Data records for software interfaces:

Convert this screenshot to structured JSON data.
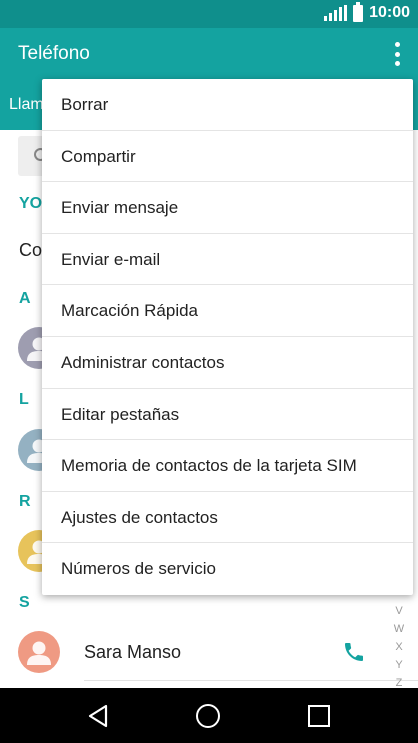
{
  "status_bar": {
    "time": "10:00"
  },
  "app_bar": {
    "title": "Teléfono",
    "overflow_icon": "more-vert-icon"
  },
  "tabs": {
    "visible_label": "Llam"
  },
  "sections": {
    "me_header": "YO",
    "me_item": "Co",
    "a": "A",
    "l": "L",
    "r": "R",
    "s": "S"
  },
  "contact": {
    "name": "Sara Manso",
    "icon": "phone-icon"
  },
  "alphabet_index": [
    "V",
    "W",
    "X",
    "Y",
    "Z"
  ],
  "menu": {
    "items": [
      "Borrar",
      "Compartir",
      "Enviar mensaje",
      "Enviar e-mail",
      "Marcación Rápida",
      "Administrar contactos",
      "Editar pestañas",
      "Memoria de contactos de la tarjeta SIM",
      "Ajustes de contactos",
      "Números de servicio"
    ]
  },
  "colors": {
    "status_bar": "#0f8f8c",
    "app_bar": "#14a3a0",
    "accent": "#14a3a0",
    "avatar_a": "#9e9db0",
    "avatar_l": "#94b1c2",
    "avatar_r": "#e7c35b",
    "avatar_s": "#ef9a83"
  }
}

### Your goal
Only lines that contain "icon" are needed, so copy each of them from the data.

### Answer section
    "overflow_icon": "more-vert-icon"
    "icon": "phone-icon"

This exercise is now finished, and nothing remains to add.